**YOUR INSTRUCTIONS**
Please repeat the entries exactly as they appear and omit any images.

**Records from a dataset**
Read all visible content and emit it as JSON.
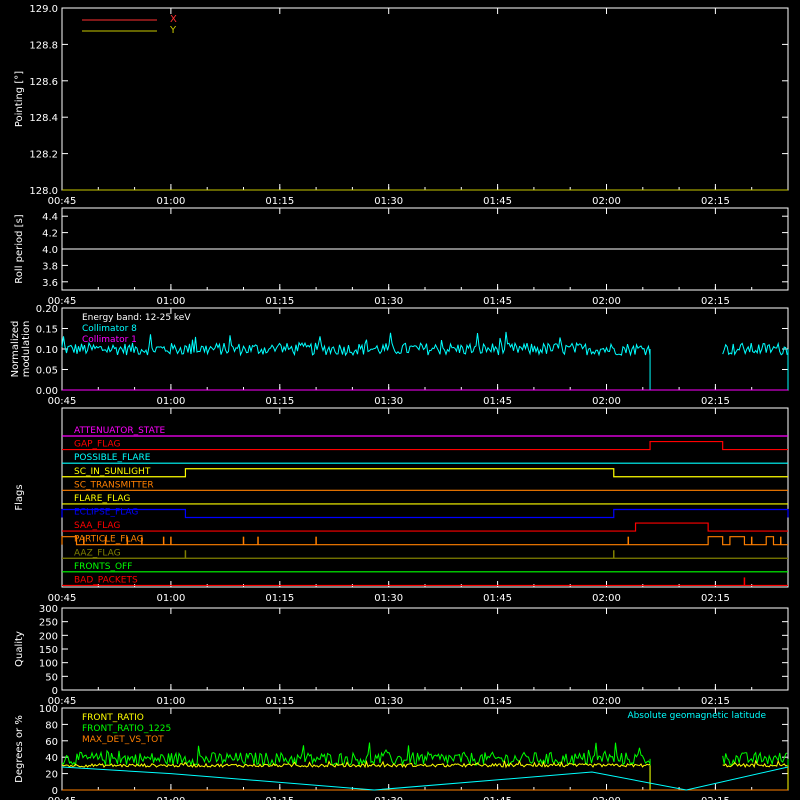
{
  "x_ticks": [
    "00:45",
    "01:00",
    "01:15",
    "01:30",
    "01:45",
    "02:00",
    "02:15"
  ],
  "chart_data": [
    {
      "type": "line",
      "ylabel": "Pointing [°]",
      "ylim": [
        128.0,
        129.0
      ],
      "yticks": [
        "128.0",
        "128.2",
        "128.4",
        "128.6",
        "128.8",
        "129.0"
      ],
      "legend": [
        {
          "name": "X",
          "color": "#ff3030"
        },
        {
          "name": "Y",
          "color": "#c8c800"
        }
      ],
      "series": [
        {
          "name": "X",
          "color": "#ff3030",
          "x": [
            "00:45",
            "02:25"
          ],
          "values": [
            128.0,
            128.0
          ]
        },
        {
          "name": "Y",
          "color": "#c8c800",
          "x": [
            "00:45",
            "02:25"
          ],
          "values": [
            128.0,
            128.0
          ]
        }
      ]
    },
    {
      "type": "line",
      "ylabel": "Roll period [s]",
      "ylim": [
        3.5,
        4.5
      ],
      "yticks": [
        "3.6",
        "3.8",
        "4.0",
        "4.2",
        "4.4"
      ],
      "series": [
        {
          "color": "#ffffff",
          "x": [
            "00:45",
            "02:25"
          ],
          "values": [
            4.0,
            4.0
          ]
        }
      ]
    },
    {
      "type": "line",
      "ylabel": "Normalized modulation",
      "ylim": [
        0.0,
        0.2
      ],
      "yticks": [
        "0.00",
        "0.05",
        "0.10",
        "0.15",
        "0.20"
      ],
      "legend": [
        {
          "name": "Energy band: 12-25 keV",
          "color": "#ffffff"
        },
        {
          "name": "Collimator 8",
          "color": "#00ffff"
        },
        {
          "name": "Collimator 1",
          "color": "#ff00ff"
        }
      ],
      "series": [
        {
          "name": "Collimator 8",
          "color": "#00ffff",
          "segments": [
            [
              "00:45",
              "02:06"
            ],
            [
              "02:16",
              "02:25"
            ]
          ],
          "mean": 0.1,
          "noise": 0.015
        },
        {
          "name": "Collimator 1",
          "color": "#ff00ff",
          "x": [
            "00:45",
            "02:25"
          ],
          "values": [
            0.0,
            0.0
          ]
        }
      ]
    },
    {
      "type": "step",
      "ylabel": "Flags",
      "flags": [
        {
          "name": "ATTENUATOR_STATE",
          "color": "#ff00ff",
          "on": []
        },
        {
          "name": "GAP_FLAG",
          "color": "#ff0000",
          "on": [
            [
              "02:06",
              "02:16"
            ]
          ]
        },
        {
          "name": "POSSIBLE_FLARE",
          "color": "#00ffff",
          "on": []
        },
        {
          "name": "SC_IN_SUNLIGHT",
          "color": "#ffff00",
          "on": [
            [
              "01:02",
              "02:01"
            ]
          ]
        },
        {
          "name": "SC_TRANSMITTER",
          "color": "#ff7f00",
          "on": []
        },
        {
          "name": "FLARE_FLAG",
          "color": "#ffff00",
          "on": []
        },
        {
          "name": "ECLIPSE_FLAG",
          "color": "#0000ff",
          "on": [
            [
              "00:45",
              "01:02"
            ],
            [
              "02:01",
              "02:25"
            ]
          ]
        },
        {
          "name": "SAA_FLAG",
          "color": "#ff0000",
          "on": [
            [
              "02:04",
              "02:14"
            ]
          ]
        },
        {
          "name": "PARTICLE_FLAG",
          "color": "#ff7f00",
          "on": [
            [
              "00:45",
              "00:47"
            ],
            [
              "02:14",
              "02:16"
            ],
            [
              "02:17",
              "02:19"
            ],
            [
              "02:22",
              "02:23"
            ]
          ],
          "spikes": [
            "00:48",
            "00:51",
            "00:54",
            "00:56",
            "00:59",
            "01:00",
            "01:10",
            "01:12",
            "01:20",
            "02:03",
            "02:20",
            "02:24"
          ]
        },
        {
          "name": "AAZ_FLAG",
          "color": "#808000",
          "on": [],
          "spikes": [
            "01:02",
            "02:01"
          ]
        },
        {
          "name": "FRONTS_OFF",
          "color": "#00ff00",
          "on": []
        },
        {
          "name": "BAD_PACKETS",
          "color": "#ff0000",
          "on": [],
          "spikes": [
            "02:19"
          ]
        }
      ]
    },
    {
      "type": "line",
      "ylabel": "Quality",
      "ylim": [
        0,
        300
      ],
      "yticks": [
        "0",
        "50",
        "100",
        "150",
        "200",
        "250",
        "300"
      ],
      "series": []
    },
    {
      "type": "line",
      "ylabel": "Degrees or %",
      "ylim": [
        0,
        100
      ],
      "yticks": [
        "0",
        "20",
        "40",
        "60",
        "80",
        "100"
      ],
      "legend": [
        {
          "name": "FRONT_RATIO",
          "color": "#ffff00"
        },
        {
          "name": "FRONT_RATIO_1225",
          "color": "#00ff00"
        },
        {
          "name": "MAX_DET_VS_TOT",
          "color": "#ff7f00"
        }
      ],
      "annotation": {
        "text": "Absolute geomagnetic latitude",
        "color": "#00ffff"
      },
      "series": [
        {
          "name": "FRONT_RATIO_1225",
          "color": "#00ff00",
          "segments": [
            [
              "00:45",
              "02:06"
            ],
            [
              "02:16",
              "02:25"
            ]
          ],
          "mean": 38,
          "noise": 8
        },
        {
          "name": "FRONT_RATIO",
          "color": "#ffff00",
          "segments": [
            [
              "00:45",
              "02:06"
            ],
            [
              "02:16",
              "02:25"
            ]
          ],
          "mean": 30,
          "noise": 2
        },
        {
          "name": "MAX_DET_VS_TOT",
          "color": "#ff7f00",
          "x": [
            "00:45",
            "02:25"
          ],
          "values": [
            0,
            0
          ]
        },
        {
          "name": "Absolute geomagnetic latitude",
          "color": "#00ffff",
          "x": [
            "00:45",
            "01:00",
            "01:28",
            "01:58",
            "02:11",
            "02:25"
          ],
          "values": [
            28,
            20,
            0,
            22,
            0,
            28
          ]
        }
      ]
    }
  ]
}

**SOLUTION**
Read all visible content and emit it as JSON.
{
  "x_ticks": [
    "00:45",
    "01:00",
    "01:15",
    "01:30",
    "01:45",
    "02:00",
    "02:15"
  ],
  "chart_data": [
    {
      "type": "line",
      "ylabel": "Pointing [°]",
      "ylim": [
        128.0,
        129.0
      ],
      "yticks": [
        "128.0",
        "128.2",
        "128.4",
        "128.6",
        "128.8",
        "129.0"
      ],
      "legend": [
        {
          "name": "X",
          "color": "#ff3030"
        },
        {
          "name": "Y",
          "color": "#c8c800"
        }
      ],
      "series": [
        {
          "name": "X",
          "color": "#ff3030",
          "x": [
            "00:45",
            "02:25"
          ],
          "values": [
            128.0,
            128.0
          ]
        },
        {
          "name": "Y",
          "color": "#c8c800",
          "x": [
            "00:45",
            "02:25"
          ],
          "values": [
            128.0,
            128.0
          ]
        }
      ]
    },
    {
      "type": "line",
      "ylabel": "Roll period [s]",
      "ylim": [
        3.5,
        4.5
      ],
      "yticks": [
        "3.6",
        "3.8",
        "4.0",
        "4.2",
        "4.4"
      ],
      "series": [
        {
          "color": "#ffffff",
          "x": [
            "00:45",
            "02:25"
          ],
          "values": [
            4.0,
            4.0
          ]
        }
      ]
    },
    {
      "type": "line",
      "ylabel": "Normalized modulation",
      "ylim": [
        0.0,
        0.2
      ],
      "yticks": [
        "0.00",
        "0.05",
        "0.10",
        "0.15",
        "0.20"
      ],
      "legend": [
        {
          "name": "Energy band: 12-25 keV",
          "color": "#ffffff"
        },
        {
          "name": "Collimator 8",
          "color": "#00ffff"
        },
        {
          "name": "Collimator 1",
          "color": "#ff00ff"
        }
      ],
      "series": [
        {
          "name": "Collimator 8",
          "color": "#00ffff",
          "segments": [
            [
              "00:45",
              "02:06"
            ],
            [
              "02:16",
              "02:25"
            ]
          ],
          "mean": 0.1,
          "noise": 0.015
        },
        {
          "name": "Collimator 1",
          "color": "#ff00ff",
          "x": [
            "00:45",
            "02:25"
          ],
          "values": [
            0.0,
            0.0
          ]
        }
      ]
    },
    {
      "type": "step",
      "ylabel": "Flags",
      "flags": [
        {
          "name": "ATTENUATOR_STATE",
          "color": "#ff00ff",
          "on": []
        },
        {
          "name": "GAP_FLAG",
          "color": "#ff0000",
          "on": [
            [
              "02:06",
              "02:16"
            ]
          ]
        },
        {
          "name": "POSSIBLE_FLARE",
          "color": "#00ffff",
          "on": []
        },
        {
          "name": "SC_IN_SUNLIGHT",
          "color": "#ffff00",
          "on": [
            [
              "01:02",
              "02:01"
            ]
          ]
        },
        {
          "name": "SC_TRANSMITTER",
          "color": "#ff7f00",
          "on": []
        },
        {
          "name": "FLARE_FLAG",
          "color": "#ffff00",
          "on": []
        },
        {
          "name": "ECLIPSE_FLAG",
          "color": "#0000ff",
          "on": [
            [
              "00:45",
              "01:02"
            ],
            [
              "02:01",
              "02:25"
            ]
          ]
        },
        {
          "name": "SAA_FLAG",
          "color": "#ff0000",
          "on": [
            [
              "02:04",
              "02:14"
            ]
          ]
        },
        {
          "name": "PARTICLE_FLAG",
          "color": "#ff7f00",
          "on": [
            [
              "00:45",
              "00:47"
            ],
            [
              "02:14",
              "02:16"
            ],
            [
              "02:17",
              "02:19"
            ],
            [
              "02:22",
              "02:23"
            ]
          ],
          "spikes": [
            "00:48",
            "00:51",
            "00:54",
            "00:56",
            "00:59",
            "01:00",
            "01:10",
            "01:12",
            "01:20",
            "02:03",
            "02:20",
            "02:24"
          ]
        },
        {
          "name": "AAZ_FLAG",
          "color": "#808000",
          "on": [],
          "spikes": [
            "01:02",
            "02:01"
          ]
        },
        {
          "name": "FRONTS_OFF",
          "color": "#00ff00",
          "on": []
        },
        {
          "name": "BAD_PACKETS",
          "color": "#ff0000",
          "on": [],
          "spikes": [
            "02:19"
          ]
        }
      ]
    },
    {
      "type": "line",
      "ylabel": "Quality",
      "ylim": [
        0,
        300
      ],
      "yticks": [
        "0",
        "50",
        "100",
        "150",
        "200",
        "250",
        "300"
      ],
      "series": []
    },
    {
      "type": "line",
      "ylabel": "Degrees or %",
      "ylim": [
        0,
        100
      ],
      "yticks": [
        "0",
        "20",
        "40",
        "60",
        "80",
        "100"
      ],
      "legend": [
        {
          "name": "FRONT_RATIO",
          "color": "#ffff00"
        },
        {
          "name": "FRONT_RATIO_1225",
          "color": "#00ff00"
        },
        {
          "name": "MAX_DET_VS_TOT",
          "color": "#ff7f00"
        }
      ],
      "annotation": {
        "text": "Absolute geomagnetic latitude",
        "color": "#00ffff"
      },
      "series": [
        {
          "name": "FRONT_RATIO_1225",
          "color": "#00ff00",
          "segments": [
            [
              "00:45",
              "02:06"
            ],
            [
              "02:16",
              "02:25"
            ]
          ],
          "mean": 38,
          "noise": 8
        },
        {
          "name": "FRONT_RATIO",
          "color": "#ffff00",
          "segments": [
            [
              "00:45",
              "02:06"
            ],
            [
              "02:16",
              "02:25"
            ]
          ],
          "mean": 30,
          "noise": 2
        },
        {
          "name": "MAX_DET_VS_TOT",
          "color": "#ff7f00",
          "x": [
            "00:45",
            "02:25"
          ],
          "values": [
            0,
            0
          ]
        },
        {
          "name": "Absolute geomagnetic latitude",
          "color": "#00ffff",
          "x": [
            "00:45",
            "01:00",
            "01:28",
            "01:58",
            "02:11",
            "02:25"
          ],
          "values": [
            28,
            20,
            0,
            22,
            0,
            28
          ]
        }
      ]
    }
  ]
}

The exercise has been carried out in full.